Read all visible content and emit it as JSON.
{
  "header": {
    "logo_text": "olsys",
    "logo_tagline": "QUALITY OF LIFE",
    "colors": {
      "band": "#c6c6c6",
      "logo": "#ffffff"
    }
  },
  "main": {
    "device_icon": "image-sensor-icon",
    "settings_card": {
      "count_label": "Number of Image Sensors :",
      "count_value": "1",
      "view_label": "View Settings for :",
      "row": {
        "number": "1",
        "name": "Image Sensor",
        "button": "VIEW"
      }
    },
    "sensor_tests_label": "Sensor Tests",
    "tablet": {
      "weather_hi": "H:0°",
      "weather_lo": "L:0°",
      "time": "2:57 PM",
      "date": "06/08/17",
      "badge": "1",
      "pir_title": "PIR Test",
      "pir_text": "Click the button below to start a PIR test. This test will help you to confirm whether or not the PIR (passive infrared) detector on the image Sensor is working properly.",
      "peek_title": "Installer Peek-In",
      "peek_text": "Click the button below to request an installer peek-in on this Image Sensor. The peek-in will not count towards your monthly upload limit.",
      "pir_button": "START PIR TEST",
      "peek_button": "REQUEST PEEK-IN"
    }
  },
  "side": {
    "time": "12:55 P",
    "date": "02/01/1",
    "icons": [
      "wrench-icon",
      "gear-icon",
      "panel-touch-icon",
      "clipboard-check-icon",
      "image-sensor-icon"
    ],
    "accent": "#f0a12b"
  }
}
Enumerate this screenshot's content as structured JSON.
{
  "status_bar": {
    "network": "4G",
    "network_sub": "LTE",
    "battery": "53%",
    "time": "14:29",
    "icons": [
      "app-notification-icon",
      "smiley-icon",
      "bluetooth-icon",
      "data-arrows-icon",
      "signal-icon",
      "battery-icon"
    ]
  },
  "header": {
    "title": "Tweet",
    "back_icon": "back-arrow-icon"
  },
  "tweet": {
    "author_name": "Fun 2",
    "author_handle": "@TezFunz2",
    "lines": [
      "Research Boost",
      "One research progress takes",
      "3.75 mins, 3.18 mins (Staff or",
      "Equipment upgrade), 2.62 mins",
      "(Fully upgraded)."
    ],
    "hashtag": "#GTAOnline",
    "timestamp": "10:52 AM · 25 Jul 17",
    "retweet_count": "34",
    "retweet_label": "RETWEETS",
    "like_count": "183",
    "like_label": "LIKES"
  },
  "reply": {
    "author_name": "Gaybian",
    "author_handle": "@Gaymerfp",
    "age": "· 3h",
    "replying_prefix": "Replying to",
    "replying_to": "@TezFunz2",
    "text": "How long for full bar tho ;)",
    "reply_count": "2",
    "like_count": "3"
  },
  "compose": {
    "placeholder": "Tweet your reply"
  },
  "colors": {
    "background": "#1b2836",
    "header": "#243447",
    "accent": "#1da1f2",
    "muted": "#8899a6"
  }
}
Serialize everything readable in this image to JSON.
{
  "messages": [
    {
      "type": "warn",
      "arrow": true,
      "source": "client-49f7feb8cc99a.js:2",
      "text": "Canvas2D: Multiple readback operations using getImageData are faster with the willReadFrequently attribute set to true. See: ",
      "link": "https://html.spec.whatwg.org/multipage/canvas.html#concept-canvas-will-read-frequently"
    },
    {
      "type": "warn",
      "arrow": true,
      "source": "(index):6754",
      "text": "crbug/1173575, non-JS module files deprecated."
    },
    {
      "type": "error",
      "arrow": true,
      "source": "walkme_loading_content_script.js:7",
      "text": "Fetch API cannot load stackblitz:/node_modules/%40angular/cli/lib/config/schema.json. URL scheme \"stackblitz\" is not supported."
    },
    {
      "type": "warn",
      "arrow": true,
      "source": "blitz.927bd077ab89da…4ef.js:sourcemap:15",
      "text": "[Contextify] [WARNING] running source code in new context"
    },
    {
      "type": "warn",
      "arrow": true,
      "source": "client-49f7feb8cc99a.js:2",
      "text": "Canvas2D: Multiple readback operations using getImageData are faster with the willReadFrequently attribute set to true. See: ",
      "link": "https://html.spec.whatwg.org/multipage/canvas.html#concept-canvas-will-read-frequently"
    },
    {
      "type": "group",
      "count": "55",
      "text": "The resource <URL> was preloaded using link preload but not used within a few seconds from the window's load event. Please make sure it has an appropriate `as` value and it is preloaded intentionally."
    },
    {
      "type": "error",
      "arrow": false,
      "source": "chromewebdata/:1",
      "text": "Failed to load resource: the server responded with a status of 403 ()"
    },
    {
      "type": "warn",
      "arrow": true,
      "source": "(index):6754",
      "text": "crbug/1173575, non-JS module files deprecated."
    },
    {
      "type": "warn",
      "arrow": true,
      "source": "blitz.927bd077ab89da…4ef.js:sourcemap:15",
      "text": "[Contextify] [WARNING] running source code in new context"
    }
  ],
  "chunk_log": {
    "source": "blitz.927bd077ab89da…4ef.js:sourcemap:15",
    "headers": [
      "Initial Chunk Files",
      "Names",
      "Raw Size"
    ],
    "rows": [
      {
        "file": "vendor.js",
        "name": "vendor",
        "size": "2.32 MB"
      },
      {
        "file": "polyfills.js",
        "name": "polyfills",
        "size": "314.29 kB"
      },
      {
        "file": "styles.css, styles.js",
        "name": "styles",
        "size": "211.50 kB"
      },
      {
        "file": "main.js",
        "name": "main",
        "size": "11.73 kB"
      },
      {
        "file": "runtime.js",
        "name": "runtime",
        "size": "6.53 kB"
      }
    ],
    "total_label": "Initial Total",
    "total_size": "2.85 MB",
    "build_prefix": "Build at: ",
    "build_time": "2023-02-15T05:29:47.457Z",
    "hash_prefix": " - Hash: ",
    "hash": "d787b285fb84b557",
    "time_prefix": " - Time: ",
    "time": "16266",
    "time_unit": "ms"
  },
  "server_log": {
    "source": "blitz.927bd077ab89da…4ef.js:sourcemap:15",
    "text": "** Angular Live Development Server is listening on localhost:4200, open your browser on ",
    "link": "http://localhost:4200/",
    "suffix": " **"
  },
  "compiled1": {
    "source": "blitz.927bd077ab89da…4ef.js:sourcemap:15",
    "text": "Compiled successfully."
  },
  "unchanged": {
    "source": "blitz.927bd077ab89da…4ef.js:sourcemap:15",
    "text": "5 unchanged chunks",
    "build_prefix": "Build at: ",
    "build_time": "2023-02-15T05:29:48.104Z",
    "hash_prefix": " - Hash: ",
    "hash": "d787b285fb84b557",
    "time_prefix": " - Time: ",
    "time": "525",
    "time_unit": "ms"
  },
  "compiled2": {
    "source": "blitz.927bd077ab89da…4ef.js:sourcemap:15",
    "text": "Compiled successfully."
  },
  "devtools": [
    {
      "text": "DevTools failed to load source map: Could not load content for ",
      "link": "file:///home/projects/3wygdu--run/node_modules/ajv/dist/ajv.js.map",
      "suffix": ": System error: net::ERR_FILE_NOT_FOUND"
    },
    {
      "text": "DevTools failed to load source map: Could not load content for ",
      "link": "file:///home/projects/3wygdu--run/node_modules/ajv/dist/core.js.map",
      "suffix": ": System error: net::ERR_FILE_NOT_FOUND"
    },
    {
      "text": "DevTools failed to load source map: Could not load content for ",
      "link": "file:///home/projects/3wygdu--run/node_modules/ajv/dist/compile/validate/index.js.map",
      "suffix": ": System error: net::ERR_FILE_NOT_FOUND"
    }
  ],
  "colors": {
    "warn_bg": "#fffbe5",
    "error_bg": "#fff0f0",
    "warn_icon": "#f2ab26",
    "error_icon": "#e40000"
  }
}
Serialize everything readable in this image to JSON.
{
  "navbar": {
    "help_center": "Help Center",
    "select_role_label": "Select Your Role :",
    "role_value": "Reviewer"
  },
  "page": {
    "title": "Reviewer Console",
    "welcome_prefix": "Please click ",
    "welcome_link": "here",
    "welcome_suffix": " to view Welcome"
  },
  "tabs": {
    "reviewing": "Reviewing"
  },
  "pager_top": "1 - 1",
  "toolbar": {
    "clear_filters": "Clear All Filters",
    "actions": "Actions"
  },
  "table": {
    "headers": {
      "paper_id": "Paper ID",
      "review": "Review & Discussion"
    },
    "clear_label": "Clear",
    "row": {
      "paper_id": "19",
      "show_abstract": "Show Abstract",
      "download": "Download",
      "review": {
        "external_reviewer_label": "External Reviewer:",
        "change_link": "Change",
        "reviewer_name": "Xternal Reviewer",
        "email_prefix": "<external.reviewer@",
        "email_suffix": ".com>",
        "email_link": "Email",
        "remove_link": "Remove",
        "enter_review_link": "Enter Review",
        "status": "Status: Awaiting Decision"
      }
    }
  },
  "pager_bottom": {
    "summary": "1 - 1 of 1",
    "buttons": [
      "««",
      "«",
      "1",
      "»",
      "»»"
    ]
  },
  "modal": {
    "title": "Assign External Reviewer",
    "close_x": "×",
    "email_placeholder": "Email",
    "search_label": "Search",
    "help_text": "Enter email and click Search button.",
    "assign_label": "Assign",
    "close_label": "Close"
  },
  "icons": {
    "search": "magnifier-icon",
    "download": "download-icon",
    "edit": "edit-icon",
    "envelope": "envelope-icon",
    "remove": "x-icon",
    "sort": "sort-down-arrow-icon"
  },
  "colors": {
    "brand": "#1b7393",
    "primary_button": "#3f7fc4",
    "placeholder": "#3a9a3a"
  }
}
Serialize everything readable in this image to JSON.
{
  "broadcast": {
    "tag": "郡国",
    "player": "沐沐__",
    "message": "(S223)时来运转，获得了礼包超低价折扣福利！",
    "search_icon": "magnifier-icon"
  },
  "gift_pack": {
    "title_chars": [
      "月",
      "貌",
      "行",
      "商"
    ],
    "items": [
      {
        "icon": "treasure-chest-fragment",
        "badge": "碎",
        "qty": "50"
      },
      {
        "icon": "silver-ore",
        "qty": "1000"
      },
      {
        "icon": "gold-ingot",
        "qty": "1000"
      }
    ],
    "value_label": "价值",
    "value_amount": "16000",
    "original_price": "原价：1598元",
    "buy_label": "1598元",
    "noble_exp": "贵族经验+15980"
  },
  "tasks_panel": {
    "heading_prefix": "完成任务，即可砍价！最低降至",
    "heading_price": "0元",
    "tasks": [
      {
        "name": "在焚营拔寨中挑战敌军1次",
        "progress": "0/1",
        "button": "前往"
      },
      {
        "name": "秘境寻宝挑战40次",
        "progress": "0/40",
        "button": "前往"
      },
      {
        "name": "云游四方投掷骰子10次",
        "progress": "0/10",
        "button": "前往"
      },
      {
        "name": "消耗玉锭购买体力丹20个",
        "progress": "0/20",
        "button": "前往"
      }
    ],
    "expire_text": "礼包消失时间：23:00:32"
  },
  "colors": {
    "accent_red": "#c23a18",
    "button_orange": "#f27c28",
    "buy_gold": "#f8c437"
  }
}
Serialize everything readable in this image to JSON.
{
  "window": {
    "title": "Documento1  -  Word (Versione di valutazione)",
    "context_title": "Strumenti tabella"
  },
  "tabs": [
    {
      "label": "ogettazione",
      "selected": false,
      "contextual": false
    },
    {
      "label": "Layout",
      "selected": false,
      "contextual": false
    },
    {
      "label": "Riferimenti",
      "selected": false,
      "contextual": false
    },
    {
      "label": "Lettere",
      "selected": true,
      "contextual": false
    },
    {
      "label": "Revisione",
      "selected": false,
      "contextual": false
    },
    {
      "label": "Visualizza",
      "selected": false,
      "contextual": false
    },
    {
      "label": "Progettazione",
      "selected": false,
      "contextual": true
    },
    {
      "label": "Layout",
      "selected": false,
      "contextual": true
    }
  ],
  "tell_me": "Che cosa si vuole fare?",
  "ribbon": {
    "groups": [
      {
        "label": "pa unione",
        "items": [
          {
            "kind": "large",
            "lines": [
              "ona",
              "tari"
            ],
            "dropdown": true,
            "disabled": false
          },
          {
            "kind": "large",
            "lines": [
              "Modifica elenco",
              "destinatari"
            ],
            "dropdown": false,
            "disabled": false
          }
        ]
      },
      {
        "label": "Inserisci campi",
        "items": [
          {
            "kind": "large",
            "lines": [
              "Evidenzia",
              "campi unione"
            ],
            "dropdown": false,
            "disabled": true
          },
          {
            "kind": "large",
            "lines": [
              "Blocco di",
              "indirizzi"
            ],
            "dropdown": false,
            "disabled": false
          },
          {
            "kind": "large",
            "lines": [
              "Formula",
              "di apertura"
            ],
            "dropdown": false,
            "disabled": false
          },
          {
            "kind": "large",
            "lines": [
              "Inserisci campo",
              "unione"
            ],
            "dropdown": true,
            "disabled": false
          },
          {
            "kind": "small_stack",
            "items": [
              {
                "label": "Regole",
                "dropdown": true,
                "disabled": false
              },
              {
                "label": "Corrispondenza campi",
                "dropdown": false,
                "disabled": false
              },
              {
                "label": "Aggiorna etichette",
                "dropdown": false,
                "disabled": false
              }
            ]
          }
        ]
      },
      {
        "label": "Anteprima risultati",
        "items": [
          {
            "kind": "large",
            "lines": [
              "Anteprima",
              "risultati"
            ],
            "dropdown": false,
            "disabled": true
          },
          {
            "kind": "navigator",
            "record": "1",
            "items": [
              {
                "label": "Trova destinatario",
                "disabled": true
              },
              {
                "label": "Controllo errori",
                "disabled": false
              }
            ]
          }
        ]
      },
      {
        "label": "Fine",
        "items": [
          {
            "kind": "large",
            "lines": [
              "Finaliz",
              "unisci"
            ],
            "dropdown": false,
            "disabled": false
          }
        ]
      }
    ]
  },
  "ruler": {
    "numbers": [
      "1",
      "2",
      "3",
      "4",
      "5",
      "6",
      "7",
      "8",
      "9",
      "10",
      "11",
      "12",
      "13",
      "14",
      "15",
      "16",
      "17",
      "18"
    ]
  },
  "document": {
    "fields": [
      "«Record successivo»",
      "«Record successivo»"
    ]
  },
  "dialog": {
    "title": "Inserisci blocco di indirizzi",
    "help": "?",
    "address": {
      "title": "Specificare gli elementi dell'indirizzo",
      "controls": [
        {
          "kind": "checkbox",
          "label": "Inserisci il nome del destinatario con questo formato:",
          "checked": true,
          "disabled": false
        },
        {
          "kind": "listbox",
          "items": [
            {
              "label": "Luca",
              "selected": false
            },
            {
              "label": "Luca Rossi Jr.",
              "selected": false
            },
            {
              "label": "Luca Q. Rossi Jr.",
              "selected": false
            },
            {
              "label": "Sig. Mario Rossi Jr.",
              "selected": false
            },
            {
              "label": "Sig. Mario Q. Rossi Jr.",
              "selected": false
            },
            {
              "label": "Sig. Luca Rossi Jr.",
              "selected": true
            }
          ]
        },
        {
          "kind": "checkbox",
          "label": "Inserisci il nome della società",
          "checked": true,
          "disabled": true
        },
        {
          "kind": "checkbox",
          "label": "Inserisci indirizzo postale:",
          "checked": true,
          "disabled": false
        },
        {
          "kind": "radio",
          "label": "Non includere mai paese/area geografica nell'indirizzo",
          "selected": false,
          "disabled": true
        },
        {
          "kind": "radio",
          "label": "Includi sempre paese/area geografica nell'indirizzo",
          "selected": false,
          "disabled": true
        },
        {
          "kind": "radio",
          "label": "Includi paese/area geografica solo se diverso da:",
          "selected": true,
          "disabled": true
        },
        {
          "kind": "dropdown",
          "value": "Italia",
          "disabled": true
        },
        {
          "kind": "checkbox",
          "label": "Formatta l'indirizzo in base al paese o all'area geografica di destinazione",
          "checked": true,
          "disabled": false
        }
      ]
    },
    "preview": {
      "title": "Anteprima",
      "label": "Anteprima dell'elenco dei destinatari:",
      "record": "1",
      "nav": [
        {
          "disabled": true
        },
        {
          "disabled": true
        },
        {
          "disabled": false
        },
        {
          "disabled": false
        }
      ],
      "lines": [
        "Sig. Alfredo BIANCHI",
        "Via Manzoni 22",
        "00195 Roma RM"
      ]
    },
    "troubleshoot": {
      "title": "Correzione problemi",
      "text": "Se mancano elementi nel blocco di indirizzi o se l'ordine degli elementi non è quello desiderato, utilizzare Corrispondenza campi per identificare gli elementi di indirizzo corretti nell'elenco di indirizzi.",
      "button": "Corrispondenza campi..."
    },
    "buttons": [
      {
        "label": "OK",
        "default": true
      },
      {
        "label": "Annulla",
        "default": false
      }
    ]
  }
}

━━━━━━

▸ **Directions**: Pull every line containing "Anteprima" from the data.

▸ **Worked solution**:
        "label": "Anteprima risultati",
              "Anteprima",
      "title": "Anteprima",
      "label": "Anteprima dell'elenco dei destinatari:",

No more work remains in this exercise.